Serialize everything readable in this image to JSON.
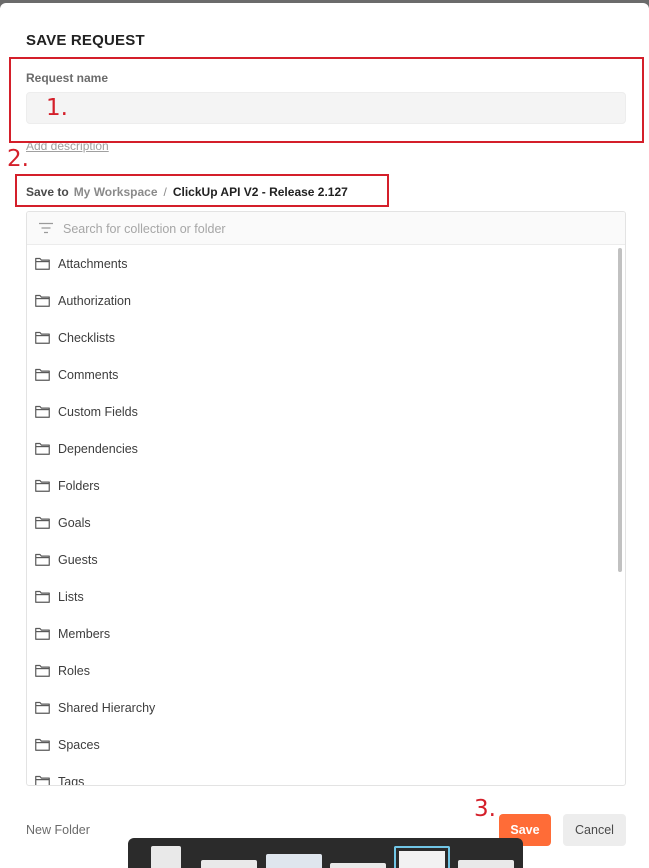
{
  "dialog": {
    "title": "SAVE REQUEST",
    "request_name_label": "Request name",
    "request_name_value": "",
    "add_description": "Add description",
    "save_to_label": "Save to",
    "workspace": "My Workspace",
    "separator": "/",
    "collection": "ClickUp API V2 - Release 2.127",
    "search_placeholder": "Search for collection or folder",
    "items": [
      {
        "label": "Attachments"
      },
      {
        "label": "Authorization"
      },
      {
        "label": "Checklists"
      },
      {
        "label": "Comments"
      },
      {
        "label": "Custom Fields"
      },
      {
        "label": "Dependencies"
      },
      {
        "label": "Folders"
      },
      {
        "label": "Goals"
      },
      {
        "label": "Guests"
      },
      {
        "label": "Lists"
      },
      {
        "label": "Members"
      },
      {
        "label": "Roles"
      },
      {
        "label": "Shared Hierarchy"
      },
      {
        "label": "Spaces"
      },
      {
        "label": "Tags"
      }
    ],
    "new_folder": "New Folder",
    "save_button": "Save",
    "cancel_button": "Cancel"
  },
  "annotations": [
    "1.",
    "2.",
    "3."
  ],
  "colors": {
    "accent": "#ff6c37",
    "annotation": "#d41f2a",
    "taskbar_active": "#71c6e6"
  }
}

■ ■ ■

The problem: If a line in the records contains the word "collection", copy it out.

Task output:
    "collection": "ClickUp API V2 - Release 2.127",
    "search_placeholder": "Search for collection or folder",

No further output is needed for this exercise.